Professor Robin F. Wilson of the University of Illinois Law School writes, “A common refrain is that religious objectors in government service should do all of their job or resign. This stance conflates the public receipt of a service offered by the state with the receipt of that service from each and every employee in the office who is available to do it.” In other words, as Prof. Wilson says, citizens have a claim to receive certain “services from the state, but they do not necessarily have a claim to receive the service from a particular public servant.”
Professor Wilson offers an example of “reasonable accommodation” for Title VII purposes from the 7th Circuit:
In Rodriguez v. City of Chicago, for example, a Catholic Chicago police officer, Angelo Rodriguez, requested a reassignment after being posted at an abortion clinic in his district. Officer Rodriguez expressed willingness to serve in the event of an emergency breach of peace at the clinic but asked not to be assigned active duty at the clinic since it would violate “religious beliefs … that prohibit [his] participation in keeping abortion clinics open.” The Rodriguez court noted that “[u]nder Title VII … an employer must reasonably accommodate an employee’s religious observance or practice unless it can demonstrate that such accommodation would result in an undue hardship to the employer’s business.”
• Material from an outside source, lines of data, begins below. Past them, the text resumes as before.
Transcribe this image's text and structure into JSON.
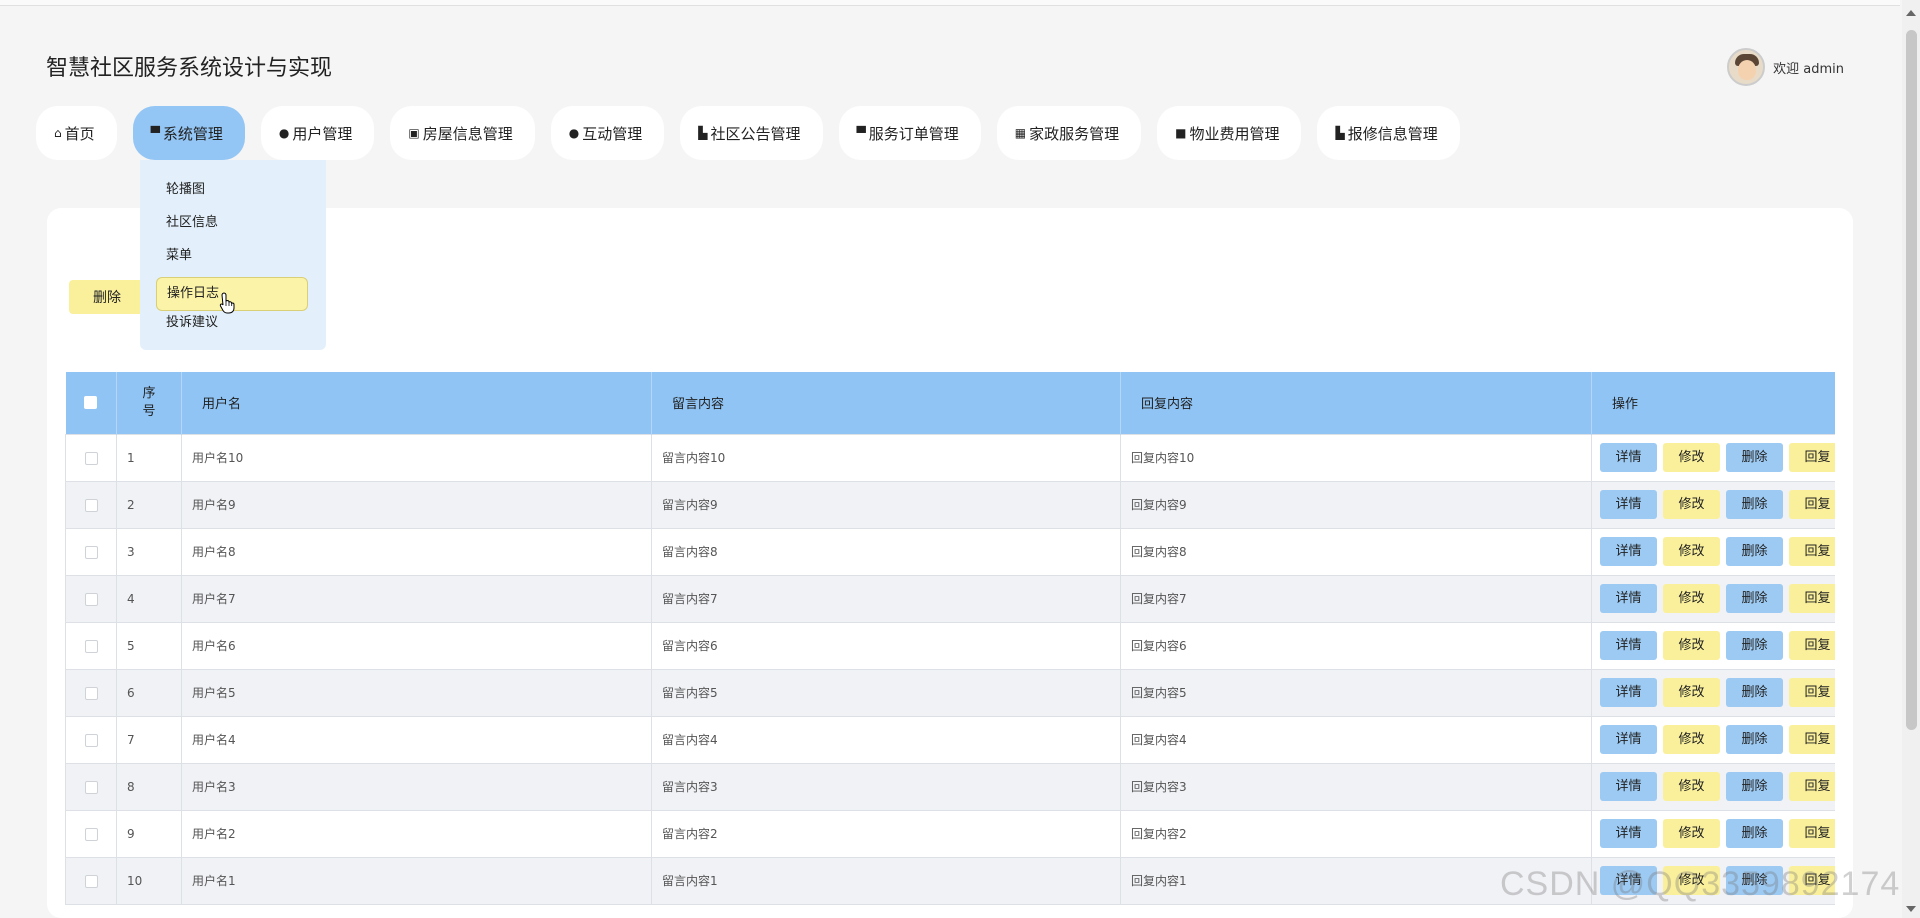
{
  "app": {
    "title": "智慧社区服务系统设计与实现"
  },
  "user": {
    "greeting": "欢迎 admin"
  },
  "nav": [
    {
      "label": "首页",
      "icon": "home-icon",
      "glyph": "⌂"
    },
    {
      "label": "系统管理",
      "icon": "window-icon",
      "glyph": "▀"
    },
    {
      "label": "用户管理",
      "icon": "user-icon",
      "glyph": "●"
    },
    {
      "label": "房屋信息管理",
      "icon": "card-icon",
      "glyph": "▣"
    },
    {
      "label": "互动管理",
      "icon": "drop-icon",
      "glyph": "●"
    },
    {
      "label": "社区公告管理",
      "icon": "bank-icon",
      "glyph": "▙"
    },
    {
      "label": "服务订单管理",
      "icon": "window-icon",
      "glyph": "▀"
    },
    {
      "label": "家政服务管理",
      "icon": "store-icon",
      "glyph": "▦"
    },
    {
      "label": "物业费用管理",
      "icon": "book-icon",
      "glyph": "■"
    },
    {
      "label": "报修信息管理",
      "icon": "bank-icon",
      "glyph": "▙"
    }
  ],
  "dropdown": [
    "轮播图",
    "社区信息",
    "菜单",
    "操作日志",
    "投诉建议"
  ],
  "toolbar": {
    "delete_label": "删除"
  },
  "table": {
    "headers": {
      "seq": "序\n号",
      "username": "用户名",
      "message": "留言内容",
      "reply": "回复内容",
      "ops": "操作"
    },
    "rows": [
      {
        "seq": "1",
        "username": "用户名10",
        "message": "留言内容10",
        "reply": "回复内容10"
      },
      {
        "seq": "2",
        "username": "用户名9",
        "message": "留言内容9",
        "reply": "回复内容9"
      },
      {
        "seq": "3",
        "username": "用户名8",
        "message": "留言内容8",
        "reply": "回复内容8"
      },
      {
        "seq": "4",
        "username": "用户名7",
        "message": "留言内容7",
        "reply": "回复内容7"
      },
      {
        "seq": "5",
        "username": "用户名6",
        "message": "留言内容6",
        "reply": "回复内容6"
      },
      {
        "seq": "6",
        "username": "用户名5",
        "message": "留言内容5",
        "reply": "回复内容5"
      },
      {
        "seq": "7",
        "username": "用户名4",
        "message": "留言内容4",
        "reply": "回复内容4"
      },
      {
        "seq": "8",
        "username": "用户名3",
        "message": "留言内容3",
        "reply": "回复内容3"
      },
      {
        "seq": "9",
        "username": "用户名2",
        "message": "留言内容2",
        "reply": "回复内容2"
      },
      {
        "seq": "10",
        "username": "用户名1",
        "message": "留言内容1",
        "reply": "回复内容1"
      }
    ],
    "row_actions": [
      "详情",
      "修改",
      "删除",
      "回复"
    ]
  },
  "watermark": "CSDN @QQ3359892174",
  "colors": {
    "accent_blue": "#8fc4f4",
    "accent_yellow": "#faf09b",
    "dropdown_bg": "#e3f0fb"
  }
}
Indeed, the court ultimately ruled that the city’s offer to transfer Rodriguez to a district “comparable to [his own] but without abortion clinics,” with “no reduction in his level of pay or benefits,” was “a paradigm of reasonable accommodation.”
Religious objection is not a trump card, but employees’ religious objections should be accommodated when possible. Our law demands a careful—and possibly complicated—balancing of interests. The North Carolina bill is a good way to achieve peaceful coexistence going forward.